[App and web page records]
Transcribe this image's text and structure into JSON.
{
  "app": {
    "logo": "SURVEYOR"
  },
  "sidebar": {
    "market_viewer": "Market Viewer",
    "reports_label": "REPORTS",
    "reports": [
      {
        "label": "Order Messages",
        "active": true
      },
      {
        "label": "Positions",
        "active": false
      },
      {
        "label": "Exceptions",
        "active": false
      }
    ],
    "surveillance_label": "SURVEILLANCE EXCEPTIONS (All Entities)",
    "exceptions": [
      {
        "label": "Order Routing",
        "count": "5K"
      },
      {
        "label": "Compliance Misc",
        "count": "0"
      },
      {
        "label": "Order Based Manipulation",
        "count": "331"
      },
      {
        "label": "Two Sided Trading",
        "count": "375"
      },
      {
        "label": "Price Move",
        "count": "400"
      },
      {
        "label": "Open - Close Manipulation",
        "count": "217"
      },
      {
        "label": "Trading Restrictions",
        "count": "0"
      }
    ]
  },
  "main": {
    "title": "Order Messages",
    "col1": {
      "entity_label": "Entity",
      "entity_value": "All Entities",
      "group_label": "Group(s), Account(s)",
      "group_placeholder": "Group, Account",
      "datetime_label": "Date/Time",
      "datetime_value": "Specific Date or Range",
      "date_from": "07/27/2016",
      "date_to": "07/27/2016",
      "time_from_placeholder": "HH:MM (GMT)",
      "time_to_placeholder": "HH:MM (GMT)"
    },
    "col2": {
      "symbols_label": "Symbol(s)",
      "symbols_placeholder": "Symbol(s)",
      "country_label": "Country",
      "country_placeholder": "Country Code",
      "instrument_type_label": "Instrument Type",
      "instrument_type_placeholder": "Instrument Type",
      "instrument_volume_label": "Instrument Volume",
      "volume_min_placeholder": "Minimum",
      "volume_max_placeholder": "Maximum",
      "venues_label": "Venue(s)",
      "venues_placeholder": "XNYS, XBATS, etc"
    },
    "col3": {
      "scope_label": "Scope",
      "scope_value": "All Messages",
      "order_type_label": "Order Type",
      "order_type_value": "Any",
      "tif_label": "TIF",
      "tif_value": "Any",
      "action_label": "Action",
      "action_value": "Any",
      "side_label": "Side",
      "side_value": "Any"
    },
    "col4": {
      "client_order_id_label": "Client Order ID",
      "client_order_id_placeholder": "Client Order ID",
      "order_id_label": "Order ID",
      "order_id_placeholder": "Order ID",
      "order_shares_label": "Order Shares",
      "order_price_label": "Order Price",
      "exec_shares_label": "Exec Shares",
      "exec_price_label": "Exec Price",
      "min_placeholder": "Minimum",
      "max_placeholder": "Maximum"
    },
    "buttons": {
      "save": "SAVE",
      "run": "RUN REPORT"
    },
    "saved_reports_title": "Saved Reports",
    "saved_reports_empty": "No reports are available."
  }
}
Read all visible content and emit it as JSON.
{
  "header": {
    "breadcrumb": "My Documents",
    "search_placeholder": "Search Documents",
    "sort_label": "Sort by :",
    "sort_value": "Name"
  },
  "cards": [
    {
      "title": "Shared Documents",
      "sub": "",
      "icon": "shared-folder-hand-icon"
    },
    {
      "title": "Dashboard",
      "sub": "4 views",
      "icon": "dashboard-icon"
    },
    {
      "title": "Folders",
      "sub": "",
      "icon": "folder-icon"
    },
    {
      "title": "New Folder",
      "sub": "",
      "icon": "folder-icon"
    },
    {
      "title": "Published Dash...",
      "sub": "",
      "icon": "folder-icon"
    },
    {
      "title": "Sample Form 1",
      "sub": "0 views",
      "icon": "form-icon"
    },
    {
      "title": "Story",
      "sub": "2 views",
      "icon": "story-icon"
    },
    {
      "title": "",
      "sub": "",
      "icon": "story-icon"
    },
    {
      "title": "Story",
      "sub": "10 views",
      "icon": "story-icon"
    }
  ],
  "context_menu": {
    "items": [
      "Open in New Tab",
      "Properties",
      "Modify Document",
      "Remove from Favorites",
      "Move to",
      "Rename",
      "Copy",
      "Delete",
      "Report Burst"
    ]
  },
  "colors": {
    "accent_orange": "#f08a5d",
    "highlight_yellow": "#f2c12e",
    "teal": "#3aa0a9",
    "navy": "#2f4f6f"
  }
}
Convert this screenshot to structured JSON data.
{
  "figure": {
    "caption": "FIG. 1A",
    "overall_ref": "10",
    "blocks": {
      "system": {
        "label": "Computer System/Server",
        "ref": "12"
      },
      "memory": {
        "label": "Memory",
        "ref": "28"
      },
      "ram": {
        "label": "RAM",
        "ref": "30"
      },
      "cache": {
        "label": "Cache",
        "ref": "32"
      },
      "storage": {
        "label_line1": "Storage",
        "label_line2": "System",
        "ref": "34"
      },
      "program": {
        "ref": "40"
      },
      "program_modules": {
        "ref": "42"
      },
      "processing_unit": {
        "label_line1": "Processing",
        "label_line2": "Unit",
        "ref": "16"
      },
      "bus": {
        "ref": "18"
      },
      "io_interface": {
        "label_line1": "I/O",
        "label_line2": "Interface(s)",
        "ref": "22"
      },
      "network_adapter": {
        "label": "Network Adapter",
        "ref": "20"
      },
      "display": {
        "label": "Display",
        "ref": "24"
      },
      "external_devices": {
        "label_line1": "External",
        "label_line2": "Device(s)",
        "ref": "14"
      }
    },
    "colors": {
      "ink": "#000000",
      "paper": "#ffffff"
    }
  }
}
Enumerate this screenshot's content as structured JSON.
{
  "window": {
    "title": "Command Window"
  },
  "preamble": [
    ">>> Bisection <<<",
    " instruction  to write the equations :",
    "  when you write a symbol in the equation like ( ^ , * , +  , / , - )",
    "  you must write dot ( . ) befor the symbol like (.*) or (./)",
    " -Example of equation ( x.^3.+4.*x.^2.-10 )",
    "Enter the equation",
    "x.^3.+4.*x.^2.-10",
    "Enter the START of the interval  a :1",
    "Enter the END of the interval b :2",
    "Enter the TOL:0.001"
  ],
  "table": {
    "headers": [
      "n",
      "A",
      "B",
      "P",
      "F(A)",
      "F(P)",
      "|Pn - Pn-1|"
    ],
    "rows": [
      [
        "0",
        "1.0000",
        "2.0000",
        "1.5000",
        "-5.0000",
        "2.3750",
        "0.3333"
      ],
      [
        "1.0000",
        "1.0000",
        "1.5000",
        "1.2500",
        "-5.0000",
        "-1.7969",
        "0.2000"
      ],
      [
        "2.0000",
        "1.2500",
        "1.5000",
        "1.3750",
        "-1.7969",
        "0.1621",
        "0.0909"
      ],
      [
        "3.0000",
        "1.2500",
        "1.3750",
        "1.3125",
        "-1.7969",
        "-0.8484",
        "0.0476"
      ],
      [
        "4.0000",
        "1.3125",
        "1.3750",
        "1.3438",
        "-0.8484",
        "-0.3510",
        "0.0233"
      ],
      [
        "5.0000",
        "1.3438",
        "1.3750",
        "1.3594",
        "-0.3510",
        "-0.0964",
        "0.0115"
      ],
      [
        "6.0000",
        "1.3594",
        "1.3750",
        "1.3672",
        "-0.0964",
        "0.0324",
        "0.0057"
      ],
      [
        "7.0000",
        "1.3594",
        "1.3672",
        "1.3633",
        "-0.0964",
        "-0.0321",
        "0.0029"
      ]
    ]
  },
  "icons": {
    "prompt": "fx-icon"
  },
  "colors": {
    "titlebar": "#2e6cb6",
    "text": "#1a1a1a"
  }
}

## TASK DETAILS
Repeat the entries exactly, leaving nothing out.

## SOLUTION TO THIS EXERCISE
Transcribe this image's text and structure into JSON.
{
  "app": {
    "logo": "SURVEYOR"
  },
  "sidebar": {
    "market_viewer": "Market Viewer",
    "reports_label": "REPORTS",
    "reports": [
      {
        "label": "Order Messages",
        "active": true
      },
      {
        "label": "Positions",
        "active": false
      },
      {
        "label": "Exceptions",
        "active": false
      }
    ],
    "surveillance_label": "SURVEILLANCE EXCEPTIONS (All Entities)",
    "exceptions": [
      {
        "label": "Order Routing",
        "count": "5K"
      },
      {
        "label": "Compliance Misc",
        "count": "0"
      },
      {
        "label": "Order Based Manipulation",
        "count": "331"
      },
      {
        "label": "Two Sided Trading",
        "count": "375"
      },
      {
        "label": "Price Move",
        "count": "400"
      },
      {
        "label": "Open - Close Manipulation",
        "count": "217"
      },
      {
        "label": "Trading Restrictions",
        "count": "0"
      }
    ]
  },
  "main": {
    "title": "Order Messages",
    "col1": {
      "entity_label": "Entity",
      "entity_value": "All Entities",
      "group_label": "Group(s), Account(s)",
      "group_placeholder": "Group, Account",
      "datetime_label": "Date/Time",
      "datetime_value": "Specific Date or Range",
      "date_from": "07/27/2016",
      "date_to": "07/27/2016",
      "time_from_placeholder": "HH:MM (GMT)",
      "time_to_placeholder": "HH:MM (GMT)"
    },
    "col2": {
      "symbols_label": "Symbol(s)",
      "symbols_placeholder": "Symbol(s)",
      "country_label": "Country",
      "country_placeholder": "Country Code",
      "instrument_type_label": "Instrument Type",
      "instrument_type_placeholder": "Instrument Type",
      "instrument_volume_label": "Instrument Volume",
      "volume_min_placeholder": "Minimum",
      "volume_max_placeholder": "Maximum",
      "venues_label": "Venue(s)",
      "venues_placeholder": "XNYS, XBATS, etc"
    },
    "col3": {
      "scope_label": "Scope",
      "scope_value": "All Messages",
      "order_type_label": "Order Type",
      "order_type_value": "Any",
      "tif_label": "TIF",
      "tif_value": "Any",
      "action_label": "Action",
      "action_value": "Any",
      "side_label": "Side",
      "side_value": "Any"
    },
    "col4": {
      "client_order_id_label": "Client Order ID",
      "client_order_id_placeholder": "Client Order ID",
      "order_id_label": "Order ID",
      "order_id_placeholder": "Order ID",
      "order_shares_label": "Order Shares",
      "order_price_label": "Order Price",
      "exec_shares_label": "Exec Shares",
      "exec_price_label": "Exec Price",
      "min_placeholder": "Minimum",
      "max_placeholder": "Maximum"
    },
    "buttons": {
      "save": "SAVE",
      "run": "RUN REPORT"
    },
    "saved_reports_title": "Saved Reports",
    "saved_reports_empty": "No reports are available."
  }
}
Read all visible content and emit it as JSON.
{
  "header": {
    "breadcrumb": "My Documents",
    "search_placeholder": "Search Documents",
    "sort_label": "Sort by :",
    "sort_value": "Name"
  },
  "cards": [
    {
      "title": "Shared Documents",
      "sub": "",
      "icon": "shared-folder-hand-icon"
    },
    {
      "title": "Dashboard",
      "sub": "4 views",
      "icon": "dashboard-icon"
    },
    {
      "title": "Folders",
      "sub": "",
      "icon": "folder-icon"
    },
    {
      "title": "New Folder",
      "sub": "",
      "icon": "folder-icon"
    },
    {
      "title": "Published Dash...",
      "sub": "",
      "icon": "folder-icon"
    },
    {
      "title": "Sample Form 1",
      "sub": "0 views",
      "icon": "form-icon"
    },
    {
      "title": "Story",
      "sub": "2 views",
      "icon": "story-icon"
    },
    {
      "title": "",
      "sub": "",
      "icon": "story-icon"
    },
    {
      "title": "Story",
      "sub": "10 views",
      "icon": "story-icon"
    }
  ],
  "context_menu": {
    "items": [
      "Open in New Tab",
      "Properties",
      "Modify Document",
      "Remove from Favorites",
      "Move to",
      "Rename",
      "Copy",
      "Delete",
      "Report Burst"
    ]
  },
  "colors": {
    "accent_orange": "#f08a5d",
    "highlight_yellow": "#f2c12e",
    "teal": "#3aa0a9",
    "navy": "#2f4f6f"
  }
}
Convert this screenshot to structured JSON data.
{
  "figure": {
    "caption": "FIG. 1A",
    "overall_ref": "10",
    "blocks": {
      "system": {
        "label": "Computer System/Server",
        "ref": "12"
      },
      "memory": {
        "label": "Memory",
        "ref": "28"
      },
      "ram": {
        "label": "RAM",
        "ref": "30"
      },
      "cache": {
        "label": "Cache",
        "ref": "32"
      },
      "storage": {
        "label_line1": "Storage",
        "label_line2": "System",
        "ref": "34"
      },
      "program": {
        "ref": "40"
      },
      "program_modules": {
        "ref": "42"
      },
      "processing_unit": {
        "label_line1": "Processing",
        "label_line2": "Unit",
        "ref": "16"
      },
      "bus": {
        "ref": "18"
      },
      "io_interface": {
        "label_line1": "I/O",
        "label_line2": "Interface(s)",
        "ref": "22"
      },
      "network_adapter": {
        "label": "Network Adapter",
        "ref": "20"
      },
      "display": {
        "label": "Display",
        "ref": "24"
      },
      "external_devices": {
        "label_line1": "External",
        "label_line2": "Device(s)",
        "ref": "14"
      }
    },
    "colors": {
      "ink": "#000000",
      "paper": "#ffffff"
    }
  }
}
Enumerate this screenshot's content as structured JSON.
{
  "window": {
    "title": "Command Window"
  },
  "preamble": [
    ">>> Bisection <<<",
    " instruction  to write the equations :",
    "  when you write a symbol in the equation like ( ^ , * , +  , / , - )",
    "  you must write dot ( . ) befor the symbol like (.*) or (./)",
    " -Example of equation ( x.^3.+4.*x.^2.-10 )",
    "Enter the equation",
    "x.^3.+4.*x.^2.-10",
    "Enter the START of the interval  a :1",
    "Enter the END of the interval b :2",
    "Enter the TOL:0.001"
  ],
  "table": {
    "headers": [
      "n",
      "A",
      "B",
      "P",
      "F(A)",
      "F(P)",
      "|Pn - Pn-1|"
    ],
    "rows": [
      [
        "0",
        "1.0000",
        "2.0000",
        "1.5000",
        "-5.0000",
        "2.3750",
        "0.3333"
      ],
      [
        "1.0000",
        "1.0000",
        "1.5000",
        "1.2500",
        "-5.0000",
        "-1.7969",
        "0.2000"
      ],
      [
        "2.0000",
        "1.2500",
        "1.5000",
        "1.3750",
        "-1.7969",
        "0.1621",
        "0.0909"
      ],
      [
        "3.0000",
        "1.2500",
        "1.3750",
        "1.3125",
        "-1.7969",
        "-0.8484",
        "0.0476"
      ],
      [
        "4.0000",
        "1.3125",
        "1.3750",
        "1.3438",
        "-0.8484",
        "-0.3510",
        "0.0233"
      ],
      [
        "5.0000",
        "1.3438",
        "1.3750",
        "1.3594",
        "-0.3510",
        "-0.0964",
        "0.0115"
      ],
      [
        "6.0000",
        "1.3594",
        "1.3750",
        "1.3672",
        "-0.0964",
        "0.0324",
        "0.0057"
      ],
      [
        "7.0000",
        "1.3594",
        "1.3672",
        "1.3633",
        "-0.0964",
        "-0.0321",
        "0.0029"
      ]
    ]
  },
  "icons": {
    "prompt": "fx-icon"
  },
  "colors": {
    "titlebar": "#2e6cb6",
    "text": "#1a1a1a"
  }
}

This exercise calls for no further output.